BEGIN Records for the task
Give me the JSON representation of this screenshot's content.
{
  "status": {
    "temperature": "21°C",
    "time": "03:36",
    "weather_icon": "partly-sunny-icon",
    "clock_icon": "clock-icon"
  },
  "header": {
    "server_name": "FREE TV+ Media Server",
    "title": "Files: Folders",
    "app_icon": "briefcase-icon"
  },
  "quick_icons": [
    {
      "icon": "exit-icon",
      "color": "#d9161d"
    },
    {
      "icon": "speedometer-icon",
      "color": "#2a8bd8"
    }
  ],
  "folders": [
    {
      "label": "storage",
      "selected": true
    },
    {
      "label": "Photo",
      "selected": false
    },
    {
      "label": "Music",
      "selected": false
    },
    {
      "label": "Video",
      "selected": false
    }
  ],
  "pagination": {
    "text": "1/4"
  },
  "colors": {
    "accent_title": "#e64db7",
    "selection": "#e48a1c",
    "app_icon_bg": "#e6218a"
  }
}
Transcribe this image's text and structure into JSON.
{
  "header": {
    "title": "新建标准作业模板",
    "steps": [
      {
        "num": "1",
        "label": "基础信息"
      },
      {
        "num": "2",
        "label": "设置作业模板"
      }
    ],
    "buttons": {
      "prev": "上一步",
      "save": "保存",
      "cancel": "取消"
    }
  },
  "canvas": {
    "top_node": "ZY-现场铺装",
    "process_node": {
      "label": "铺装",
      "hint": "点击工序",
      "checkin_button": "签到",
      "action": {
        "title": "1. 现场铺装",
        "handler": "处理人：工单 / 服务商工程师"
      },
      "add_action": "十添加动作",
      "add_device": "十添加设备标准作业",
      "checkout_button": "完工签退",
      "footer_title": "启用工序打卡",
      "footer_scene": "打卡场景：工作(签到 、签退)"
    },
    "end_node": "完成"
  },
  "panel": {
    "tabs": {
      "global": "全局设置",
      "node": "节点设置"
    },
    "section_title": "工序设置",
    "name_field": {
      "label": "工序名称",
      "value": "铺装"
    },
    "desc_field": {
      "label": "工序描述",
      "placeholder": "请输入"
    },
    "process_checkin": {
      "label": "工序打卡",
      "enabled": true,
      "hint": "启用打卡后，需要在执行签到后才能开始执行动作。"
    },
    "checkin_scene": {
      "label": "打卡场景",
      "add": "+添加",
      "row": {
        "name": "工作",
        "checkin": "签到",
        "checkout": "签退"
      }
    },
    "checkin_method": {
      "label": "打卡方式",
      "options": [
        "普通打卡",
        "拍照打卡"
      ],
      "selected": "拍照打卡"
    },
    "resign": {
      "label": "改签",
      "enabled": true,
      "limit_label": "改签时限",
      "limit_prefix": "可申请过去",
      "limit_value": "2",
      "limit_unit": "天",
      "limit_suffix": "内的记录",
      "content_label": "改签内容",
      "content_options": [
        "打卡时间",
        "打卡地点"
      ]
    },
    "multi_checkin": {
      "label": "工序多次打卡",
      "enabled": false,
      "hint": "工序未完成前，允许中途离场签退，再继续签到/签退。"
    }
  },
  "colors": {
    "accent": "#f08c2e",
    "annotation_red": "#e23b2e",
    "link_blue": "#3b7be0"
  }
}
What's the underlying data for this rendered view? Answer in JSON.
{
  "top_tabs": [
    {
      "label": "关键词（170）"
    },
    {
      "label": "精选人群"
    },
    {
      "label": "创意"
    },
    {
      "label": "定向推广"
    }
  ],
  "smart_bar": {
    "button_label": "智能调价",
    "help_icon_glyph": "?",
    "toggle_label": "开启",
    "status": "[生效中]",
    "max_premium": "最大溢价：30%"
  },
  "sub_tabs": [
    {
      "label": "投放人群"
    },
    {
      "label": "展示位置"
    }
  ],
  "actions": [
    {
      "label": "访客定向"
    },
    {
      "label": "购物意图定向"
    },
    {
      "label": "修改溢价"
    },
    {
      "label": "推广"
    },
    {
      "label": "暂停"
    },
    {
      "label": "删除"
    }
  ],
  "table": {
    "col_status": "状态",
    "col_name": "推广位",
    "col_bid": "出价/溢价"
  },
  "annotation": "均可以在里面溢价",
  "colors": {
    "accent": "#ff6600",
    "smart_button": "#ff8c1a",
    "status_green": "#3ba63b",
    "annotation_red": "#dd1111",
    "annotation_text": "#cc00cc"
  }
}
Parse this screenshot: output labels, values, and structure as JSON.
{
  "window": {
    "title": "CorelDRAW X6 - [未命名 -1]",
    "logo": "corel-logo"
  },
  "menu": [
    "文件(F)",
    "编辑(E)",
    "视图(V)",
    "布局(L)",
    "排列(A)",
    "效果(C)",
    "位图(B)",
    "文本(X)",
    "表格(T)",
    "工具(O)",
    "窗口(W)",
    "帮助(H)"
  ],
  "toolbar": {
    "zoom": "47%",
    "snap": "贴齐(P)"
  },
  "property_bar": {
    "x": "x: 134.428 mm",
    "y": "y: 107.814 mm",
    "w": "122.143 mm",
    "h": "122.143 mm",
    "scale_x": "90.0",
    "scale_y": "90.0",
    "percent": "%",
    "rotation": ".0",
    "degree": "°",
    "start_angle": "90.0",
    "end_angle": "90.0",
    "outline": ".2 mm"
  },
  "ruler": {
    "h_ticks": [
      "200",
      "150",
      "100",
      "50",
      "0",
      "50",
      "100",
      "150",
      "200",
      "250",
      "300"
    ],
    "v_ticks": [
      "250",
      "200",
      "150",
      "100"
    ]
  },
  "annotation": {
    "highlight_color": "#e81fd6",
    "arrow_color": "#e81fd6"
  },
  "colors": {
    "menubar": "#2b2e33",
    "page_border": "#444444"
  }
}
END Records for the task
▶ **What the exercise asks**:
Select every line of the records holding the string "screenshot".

▶ **Reply**:
Give me the JSON representation of this screenshot's content.
Parse this screenshot: output labels, values, and structure as JSON.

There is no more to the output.